As a conclusion I write that the time here has by no means been easy or just fun all around. The fun part comes with a lot of effort and contribution. But in the end I feel like I just got here, which makes me very sad because it is soon ending.

Akita, the people and KJ

I can describe my impression of KJ and Akita both with one word and a hundred. The one word is "different". The hundred, I will tell you now.

When my departure to Japan drew near, I was not really sure about what I was supposed to expect from my year in Japan. I had heard that the school system and the food differed greatly. Though, that was not a full picture of Japan. Now nearly closing the gap to the second month of my stay, I must say that it has been different from my expectations. It is, as it looks, very similar to Sweden, but it is still quite different. I think Akita is beautiful. It has great big mountains surrounding the edges of the cities, as well as rivers flowing through the lands. Now with the ever evolving spring, the fields and the trees grow green by the day. I also went to Hirosaki Castle during golden week while the sakura (cherry blossoms) were blooming. It was one of the most beautiful sights I've seen.

The people are either very shy or very active. I can actually say that I can spend hours just walking around looking at people's reactions as they see me. I have been told that people react to me because they are not used to foriegners in Akita, especially in school uniforms. The funniest thing is the children. One time, I walked by a kid on the street and at first, he did not notice me, but when he did, his eyes went big and he just stood there and stared. It made my day. I had the assumption before I travelled that people would be very helpful and friendly. That was right and I can't emphasize enough about how thankful I am because of it.

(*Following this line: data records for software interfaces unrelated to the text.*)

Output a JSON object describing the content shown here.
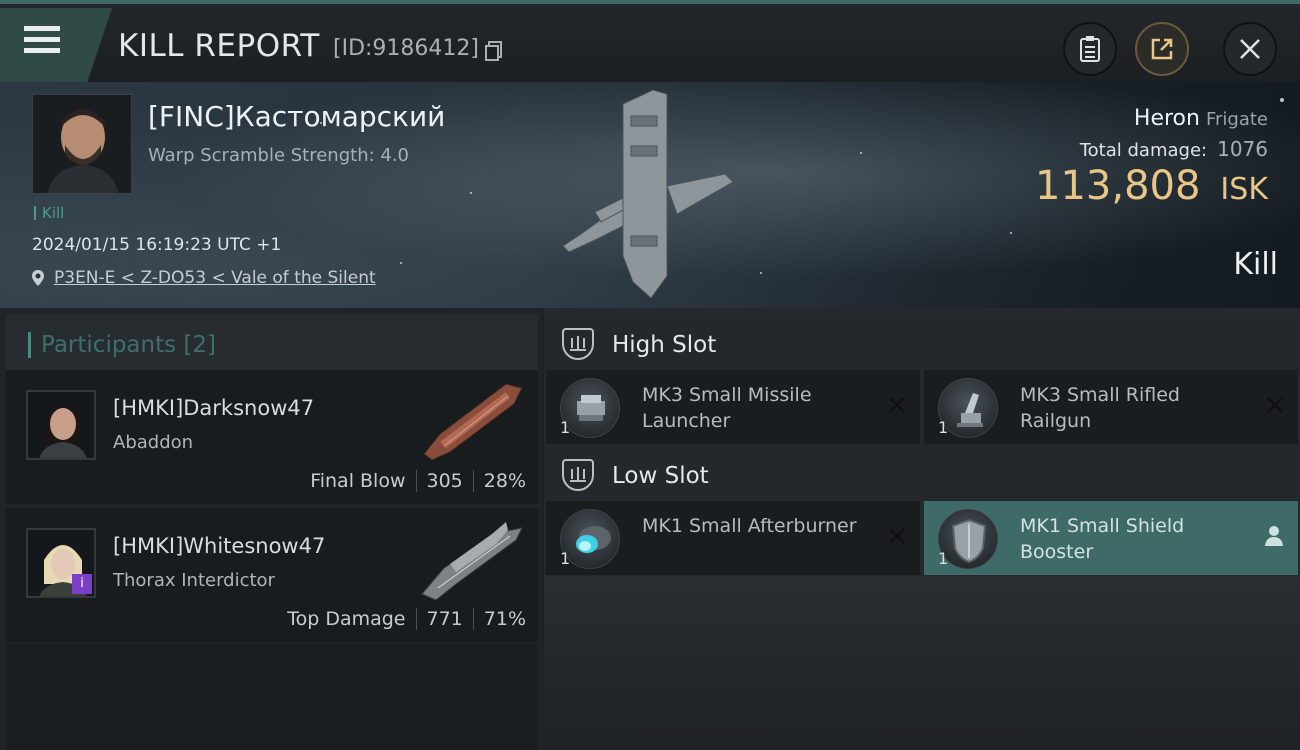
{
  "header": {
    "title": "KILL REPORT",
    "report_id": "[ID:9186412]",
    "menu_icon": "hamburger-menu-icon",
    "buttons": [
      "clipboard-icon",
      "share-icon",
      "close-icon"
    ]
  },
  "victim": {
    "name": "[FINC]Кастомарский",
    "warp_scramble": "Warp Scramble Strength: 4.0",
    "kill_tag": "Kill",
    "datetime": "2024/01/15 16:19:23 UTC +1",
    "location": "P3EN-E < Z-DO53 < Vale of the Silent",
    "ship_name": "Heron",
    "ship_class": "Frigate",
    "total_damage_label": "Total damage:",
    "total_damage": "1076",
    "isk_value": "113,808",
    "isk_unit": "ISK",
    "result": "Kill"
  },
  "participants": {
    "label": "Participants",
    "count": "[2]",
    "items": [
      {
        "name": "[HMKI]Darksnow47",
        "ship": "Abaddon",
        "role": "Final Blow",
        "damage": "305",
        "percent": "28%"
      },
      {
        "name": "[HMKI]Whitesnow47",
        "ship": "Thorax Interdictor",
        "role": "Top Damage",
        "damage": "771",
        "percent": "71%"
      }
    ]
  },
  "slots": {
    "high": {
      "title": "High Slot",
      "modules": [
        {
          "name": "MK3 Small Missile Launcher",
          "count": "1"
        },
        {
          "name": "MK3 Small Rifled Railgun",
          "count": "1"
        }
      ]
    },
    "low": {
      "title": "Low Slot",
      "modules": [
        {
          "name": "MK1 Small Afterburner",
          "count": "1"
        },
        {
          "name": "MK1 Small Shield Booster",
          "count": "1"
        }
      ]
    }
  },
  "colors": {
    "accent": "#4e9b8b",
    "isk": "#e9c687",
    "active_module": "#3e6b67"
  }
}
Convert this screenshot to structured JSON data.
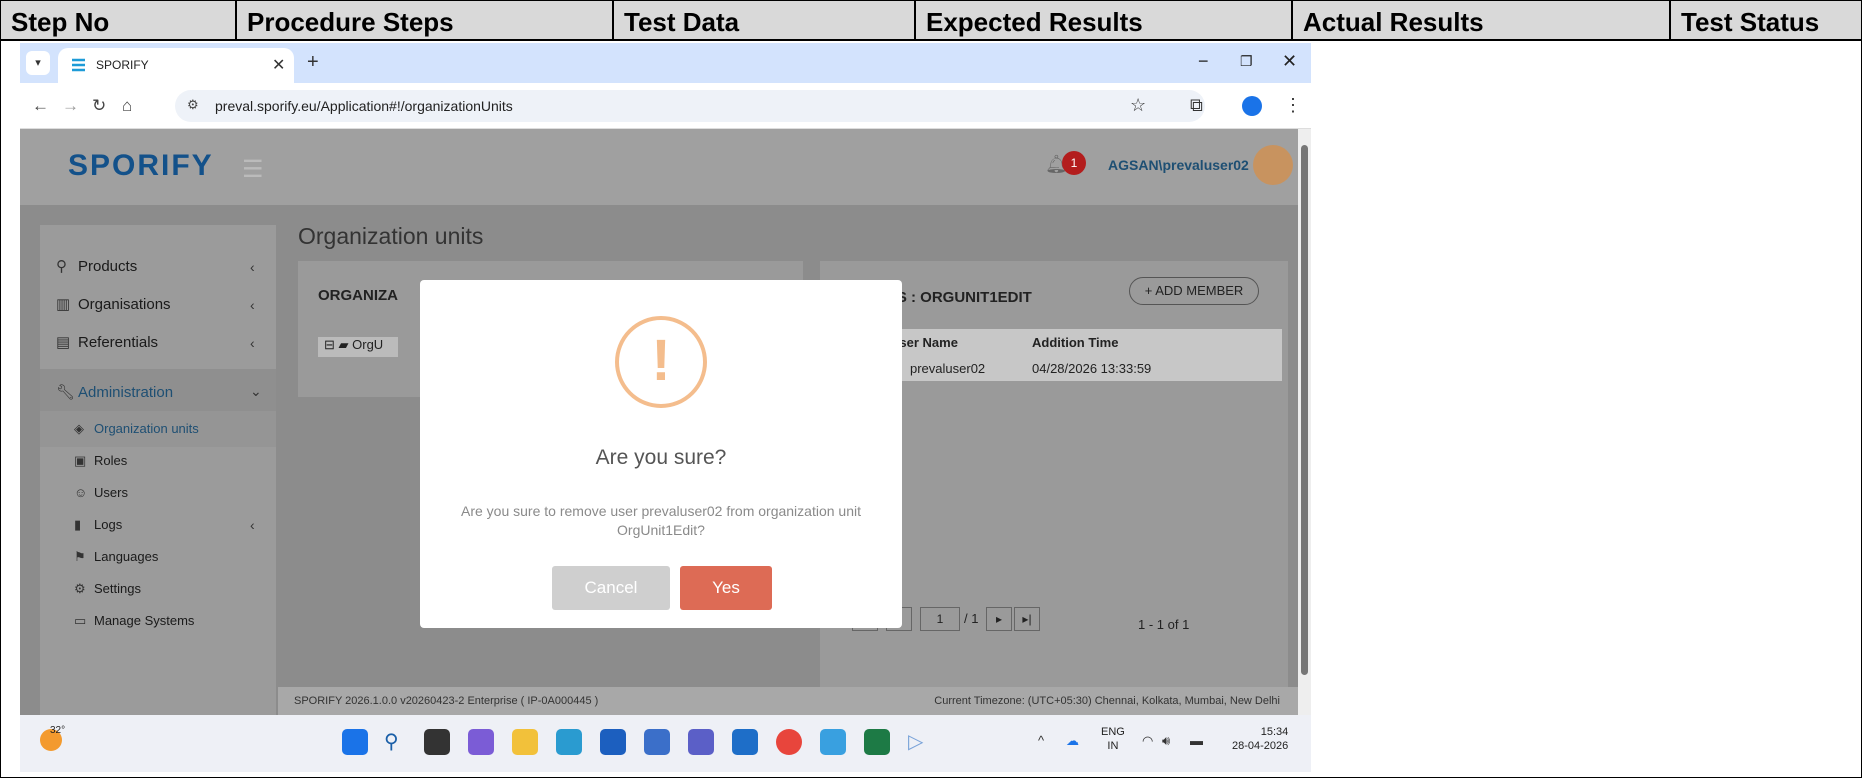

School has been and probably will be the place where I will spend most of my daily life. Thus far, I do not understand much Japanese, but it flows quite well. It was really surprising to me that people knew this much English. I thought that I was not going to be able to communicate with people, but I was wrong. This made me very happy. Peopl are very nice and interesting. The teachers at the school have been very nice, helping me and showing me around. It surprised me though that the school is very strict. I think the rules here have its good and bad parts, but I can not wait to explore it all. I really like the school uniforms, becuase they take out the part of school where your appearance needs to fit. Which makes it a lot easier looking at your wardrobe in the morning. I also like that sports and other clubs are connected to the school. They are promoting people to go and do activities and meet people. There is bad parts of it as well though as it is kind of forcing you to join clubs, while you might want to do something else. Overall, I like it.

With this that I just wrote, I hope you have gotten a good insight on my perspective of Japan, and of KJ. I hope that you will find it useful.